An old acoustic-electric Framus that has this amazing sound to it. But I just kind of use it playing solo more than anything—like solo improv. It’s just really fun to play.
Gordon and Lee Ranaldo onstage with Sonic Youth at New York’s famed CBGB club in June of 1986, the same year the band’s EVOLwas released. Photo by Ebet Roberts
The finger piano on “Paprika Pony” is great.
I love the finger piano. That was Justin’s brother, Jeremiah. He came by and we asked him if he had any sort of cool beats, and he played us the one that became “Paprika Pony.” I did a vocal over it and put some low-feedback guitar on it.
“Earthquake” has the closest thing to a conventional chord progression on No Home Record.
It was pretty straightforward. I just played the guitar, basically. I think maybe it’s the closest to a classic song, in terms of structure. I didn’t intend that. It just came out that way.
You came to music a little bit later—you were in your 20s when you started playing bass. What attracted you to it as a way to channel creativity?
I started playing music with these two girls as a performance-art piece with my friend Dan Graham, and I played guitar [Editor’s note: Gordon is referring to the band Introjection with Miranda Stanton on bass and Christine Hahn on drums. Introjection performed in Graham’s “Performer/Audience/Mirror” at the Massachusetts College of Art and Design]. I didn’t really start playing bass until I started playing with Thurston. It was minimal and I didn’t know anything about music. I never studied.
So with a bass, it was the potential for minimalism that was inviting?
Yeah. I don’t really like busy bass lines. “Hungry Baby” is kind of an homage to the Stooges—the song “1970” [from the 1970 album Fun House.]. Ron [Asheton, Stooges guitarist] was made to play the bass on that record.

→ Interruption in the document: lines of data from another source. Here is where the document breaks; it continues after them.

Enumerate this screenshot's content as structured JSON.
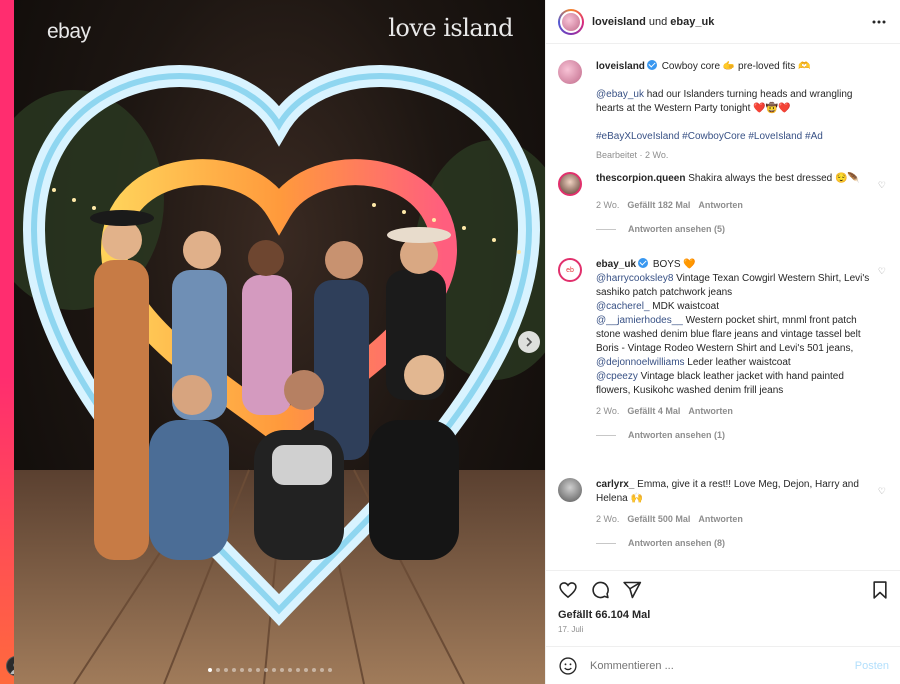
{
  "media": {
    "watermark_left": "ebay",
    "watermark_right": "love island",
    "carousel_count": 16,
    "carousel_active": 0
  },
  "header": {
    "user1": "loveisland",
    "und": "und",
    "user2": "ebay_uk"
  },
  "caption": {
    "username": "loveisland",
    "text": "Cowboy core 🫱 pre-loved fits 🫶",
    "mention": "@ebay_uk",
    "body": " had our Islanders turning heads and wrangling hearts at the Western Party tonight ❤️🤠❤️",
    "hashtags": "#eBayXLoveIsland #CowboyCore #LoveIsland #Ad",
    "meta": "Bearbeitet · 2 Wo."
  },
  "comments": [
    {
      "username": "thescorpion.queen",
      "text": "Shakira always the best dressed 😌🪶",
      "age": "2 Wo.",
      "likes": "Gefällt 182 Mal",
      "reply_label": "Antworten",
      "view_replies": "Antworten ansehen (5)"
    },
    {
      "username": "ebay_uk",
      "text_intro": "BOYS 🧡",
      "lines": [
        {
          "mention": "@harrycooksley8",
          "text": " Vintage Texan Cowgirl Western Shirt, Levi's sashiko patch patchwork jeans"
        },
        {
          "mention": "@cacherel_",
          "text": " MDK waistcoat"
        },
        {
          "mention": "@__jamierhodes__",
          "text": " Western pocket shirt, mnml front patch stone washed denim blue flare jeans and vintage tassel belt"
        },
        {
          "mention": "",
          "text": "Boris - Vintage Rodeo Western Shirt and Levi's 501 jeans,"
        },
        {
          "mention": "@dejonnoelwilliams",
          "text": " Leder leather waistcoat"
        },
        {
          "mention": "@cpeezy",
          "text": " Vintage black leather jacket with hand painted flowers, Kusikohc washed denim frill jeans"
        }
      ],
      "age": "2 Wo.",
      "likes": "Gefällt 4 Mal",
      "reply_label": "Antworten",
      "view_replies": "Antworten ansehen (1)"
    },
    {
      "username": "carlyrx_",
      "text": "Emma, give it a rest!! Love Meg, Dejon, Harry and Helena 🙌",
      "age": "2 Wo.",
      "likes": "Gefällt 500 Mal",
      "reply_label": "Antworten",
      "view_replies": "Antworten ansehen (8)"
    }
  ],
  "footer": {
    "likes": "Gefällt 66.104 Mal",
    "date": "17. Juli",
    "comment_placeholder": "Kommentieren ...",
    "post_label": "Posten"
  },
  "colors": {
    "link": "#385185",
    "verified": "#3897f0",
    "post_disabled": "#b2dffc"
  }
}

I think guitar players make amazing bass players.
Are you improvising lyrically, as well as musically, when you’re recording a tune in the studio?
When I do vocals, I have some lines but I don’t know where it’s going to go. I kind of improvise as I’m doing the vocals, and I’ll add things in that aren’t written down. And then Justin would go back and edit it.
There was a lyric sheet included with the album’s press materials, which is unusual.
Yeah, they’re important—although some of them were hard to decipher [laughs]. I ad-lib stuff in the studio and fill in the blanks afterwards. I do music first, and then production, and then if I’m struck by the lyrics I’ll work on those. Some people are just into the lyrics, but usually they’re nonmusicians. I, of course, love a great lyric, but I don’t think my lyrics are particularly great—they serve the purpose of the idea. I would never think of myself as a wordsmith, put it that way.
Some of the beats on No Home Record are reminiscent of hip-hop. Is that one of your influences or was it something Justin brought to the table?
It’s definitely an influence of mine. In fact, one thing that kind of motivated me to want to do a record was hearing that big Cardi B hit “Bodak Yellow.” Before it was a hit, I heard it in this small club. My friend was DJ-ing, and I was like, “Whoa, who is this?” I thought it was so cool. I liked the minimal, punky feel to it.
Did you ever have any concerns about continuity between tracks from three different producers?
Not really. There was another song I did with Shawn that didn’t really fit the record’s moods. It was too long, so I might put that out as a separate thing at some point.
Between No Home Record, your visual-arts work, and all your other interests, you’re clearly a very busy person. Do you think we’ll see another solo album anytime soon?
I don’t know. I didn’t really intend to take on another thing. No Home Record just sort of happened. Every now and then I think, “Oh, it might be cool to do, like, a weird jazz record or something.”